“In April alone, it was 4.8 billion kilowatt hours – almost the same amount as in the previous three months. By way of comparison, in April 2017 3.9 billion kWh were generated, while April 2016 solar power production had reached 3.7 billion kWh,” a EON spokesman told pv magazine.
According to him, the data come from Eon analysts who monitor the renewable energy market around the clock, based on weather forecasts, expected energy volumes in the electricity market, and the quantities of injected electricity. “The amount of electricity generated can cover the average annual consumption of more than four million households,” Eon said, referring to the solar source.
Bruno Burger, who manages the Energy Charts at Germany’s solar research institute, Fraunhofer ISE, also continuously evaluates the power generation data. He has calculated PV generation of 10.76 billion kWh for the first four months of 2018. However, EON claims it currently comes in at 10.18 billion kilowatt hours of solar power for the period.
Burger points out that his calculations take into account correction factors, without which the value is likely to be below the limit of 10 billion kWh. “Since the EEG account for 2017 is not yet available, this value is still uncertain. Probably the value of 2017 was already over ten terawatt hours ,” Burger said.
End of April: Record week for renewables
According to Burger’s analyses, calendar week 17 – the last week of April – was the best for renewable energy so far this year. The share of renewables reached 53.2%, which was slightly above the stormy first week of the year, when 5.22 billion kWh were generated by the renewable energy systems installed in Germany.
For the full month of April, he has calculated 5.26 billion kWh coming from PV systems in the country. According to his analysis, this accounts for 12.1% of total power generation. Wind turbines reached 9.02 billion kWh, and a share of 20.7% last month. Burger further estimates that, lumped together, renewables reached a total share of 48.3%.
The Freiburg scientist has already determined preliminary data for May 1. Renewable energies would have accounted for almost 71.9% of all power generation, he said.
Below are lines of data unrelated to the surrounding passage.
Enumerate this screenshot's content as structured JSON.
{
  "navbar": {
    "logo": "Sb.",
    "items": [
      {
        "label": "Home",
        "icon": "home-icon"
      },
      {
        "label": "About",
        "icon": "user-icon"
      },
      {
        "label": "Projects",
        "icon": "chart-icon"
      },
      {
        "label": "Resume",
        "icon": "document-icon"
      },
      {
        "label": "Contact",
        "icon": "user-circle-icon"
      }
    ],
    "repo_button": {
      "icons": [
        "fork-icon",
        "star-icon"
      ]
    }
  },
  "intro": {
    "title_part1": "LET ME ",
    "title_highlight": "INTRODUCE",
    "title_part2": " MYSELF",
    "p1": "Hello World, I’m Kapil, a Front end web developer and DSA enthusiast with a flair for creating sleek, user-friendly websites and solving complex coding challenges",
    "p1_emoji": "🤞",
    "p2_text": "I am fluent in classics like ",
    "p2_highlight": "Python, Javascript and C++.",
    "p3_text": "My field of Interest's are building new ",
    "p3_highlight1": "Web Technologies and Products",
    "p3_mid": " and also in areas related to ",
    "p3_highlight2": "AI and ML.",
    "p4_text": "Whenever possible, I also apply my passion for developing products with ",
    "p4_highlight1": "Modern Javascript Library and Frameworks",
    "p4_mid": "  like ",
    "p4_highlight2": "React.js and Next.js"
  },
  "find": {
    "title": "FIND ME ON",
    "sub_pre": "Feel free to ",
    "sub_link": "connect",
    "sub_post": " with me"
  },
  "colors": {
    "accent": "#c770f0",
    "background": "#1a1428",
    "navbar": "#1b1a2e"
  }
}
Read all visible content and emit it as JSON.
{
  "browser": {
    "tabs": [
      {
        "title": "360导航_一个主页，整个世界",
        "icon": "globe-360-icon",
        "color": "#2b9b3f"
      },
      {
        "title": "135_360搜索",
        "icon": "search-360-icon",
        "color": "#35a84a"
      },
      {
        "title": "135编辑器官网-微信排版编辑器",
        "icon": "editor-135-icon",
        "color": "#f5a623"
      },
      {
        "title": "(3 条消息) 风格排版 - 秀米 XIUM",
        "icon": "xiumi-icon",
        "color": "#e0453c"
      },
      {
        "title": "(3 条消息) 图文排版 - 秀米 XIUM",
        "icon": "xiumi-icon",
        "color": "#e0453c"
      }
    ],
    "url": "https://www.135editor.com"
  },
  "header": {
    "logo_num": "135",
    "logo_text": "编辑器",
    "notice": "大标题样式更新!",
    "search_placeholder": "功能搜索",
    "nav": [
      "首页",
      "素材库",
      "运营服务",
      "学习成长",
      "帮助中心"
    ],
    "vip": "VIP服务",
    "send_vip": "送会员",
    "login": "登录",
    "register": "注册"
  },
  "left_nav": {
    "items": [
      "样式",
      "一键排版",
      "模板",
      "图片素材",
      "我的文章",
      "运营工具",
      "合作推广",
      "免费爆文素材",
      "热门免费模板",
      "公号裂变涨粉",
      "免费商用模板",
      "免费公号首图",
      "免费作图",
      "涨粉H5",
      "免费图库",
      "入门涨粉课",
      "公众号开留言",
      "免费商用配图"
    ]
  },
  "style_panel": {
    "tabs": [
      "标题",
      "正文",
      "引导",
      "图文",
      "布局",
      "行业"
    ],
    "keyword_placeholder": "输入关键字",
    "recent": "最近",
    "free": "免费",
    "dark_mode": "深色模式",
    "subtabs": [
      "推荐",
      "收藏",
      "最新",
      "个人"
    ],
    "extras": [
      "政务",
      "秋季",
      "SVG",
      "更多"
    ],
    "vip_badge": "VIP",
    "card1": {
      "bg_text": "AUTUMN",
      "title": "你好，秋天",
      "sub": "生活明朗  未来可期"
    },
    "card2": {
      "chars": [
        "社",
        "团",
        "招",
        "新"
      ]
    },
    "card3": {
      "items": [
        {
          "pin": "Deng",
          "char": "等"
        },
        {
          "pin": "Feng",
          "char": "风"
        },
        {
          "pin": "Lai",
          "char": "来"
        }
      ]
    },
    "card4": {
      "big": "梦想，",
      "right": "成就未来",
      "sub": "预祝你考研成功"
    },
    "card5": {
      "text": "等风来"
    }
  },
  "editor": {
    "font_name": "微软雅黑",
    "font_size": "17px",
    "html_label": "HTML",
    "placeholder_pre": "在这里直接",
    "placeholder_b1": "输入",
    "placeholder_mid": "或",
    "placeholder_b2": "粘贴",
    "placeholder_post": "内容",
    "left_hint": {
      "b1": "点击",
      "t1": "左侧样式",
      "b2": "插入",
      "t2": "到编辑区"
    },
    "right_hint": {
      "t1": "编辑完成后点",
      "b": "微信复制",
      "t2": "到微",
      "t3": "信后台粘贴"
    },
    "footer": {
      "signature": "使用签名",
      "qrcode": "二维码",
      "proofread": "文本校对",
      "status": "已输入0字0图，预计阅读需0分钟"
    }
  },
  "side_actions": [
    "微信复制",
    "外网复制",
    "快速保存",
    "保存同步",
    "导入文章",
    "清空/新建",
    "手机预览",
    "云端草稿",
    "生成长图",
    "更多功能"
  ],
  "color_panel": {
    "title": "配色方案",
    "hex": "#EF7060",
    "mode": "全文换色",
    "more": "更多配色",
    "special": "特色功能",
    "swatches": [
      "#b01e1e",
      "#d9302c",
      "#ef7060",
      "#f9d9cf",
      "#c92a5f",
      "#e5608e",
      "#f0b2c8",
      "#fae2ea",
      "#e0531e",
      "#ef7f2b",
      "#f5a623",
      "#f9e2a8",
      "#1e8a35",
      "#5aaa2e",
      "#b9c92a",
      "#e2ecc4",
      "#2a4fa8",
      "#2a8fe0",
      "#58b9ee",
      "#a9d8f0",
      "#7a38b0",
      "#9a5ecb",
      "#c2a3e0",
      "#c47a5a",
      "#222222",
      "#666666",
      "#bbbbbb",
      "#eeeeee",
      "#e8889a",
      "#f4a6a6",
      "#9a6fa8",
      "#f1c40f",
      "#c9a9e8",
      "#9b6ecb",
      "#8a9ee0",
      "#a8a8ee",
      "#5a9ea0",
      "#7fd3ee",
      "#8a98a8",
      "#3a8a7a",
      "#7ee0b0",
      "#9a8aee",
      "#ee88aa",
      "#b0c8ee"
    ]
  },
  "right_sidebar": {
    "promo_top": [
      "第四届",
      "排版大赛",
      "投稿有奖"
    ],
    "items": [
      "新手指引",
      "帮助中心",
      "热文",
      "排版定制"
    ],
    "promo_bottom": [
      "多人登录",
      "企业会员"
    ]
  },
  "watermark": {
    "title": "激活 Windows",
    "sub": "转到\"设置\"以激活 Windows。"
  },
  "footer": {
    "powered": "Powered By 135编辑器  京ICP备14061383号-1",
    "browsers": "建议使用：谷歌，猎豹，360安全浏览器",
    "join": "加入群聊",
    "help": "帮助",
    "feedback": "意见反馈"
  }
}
On the holidays in spring or early summer, the share of PV and wind power is often very high, as the energy consumption is less than on working days during the week. Viewed throughout May 1, wind power accounted for 44.1% of electricity generation, and PV systems for 12.1%.
As a consequence of this high level of power injection from renewables, negative prices showed up again on the electricity exchange. On May 1, these prices were negative from 0:00 am to 6:00 pm, which means that operators of direct-marketing power plants require no compensation during this period.
The lowest level was reached by the Day Ahead Börsenstrompreis with -58.96 euros per MWh at 2 pm. At that time, the gas and coal power plants were reduced to less than 10% of their capacity. The brown coal power plants ran at 40% capacity, while nuclear power plants at 70%, Burger added.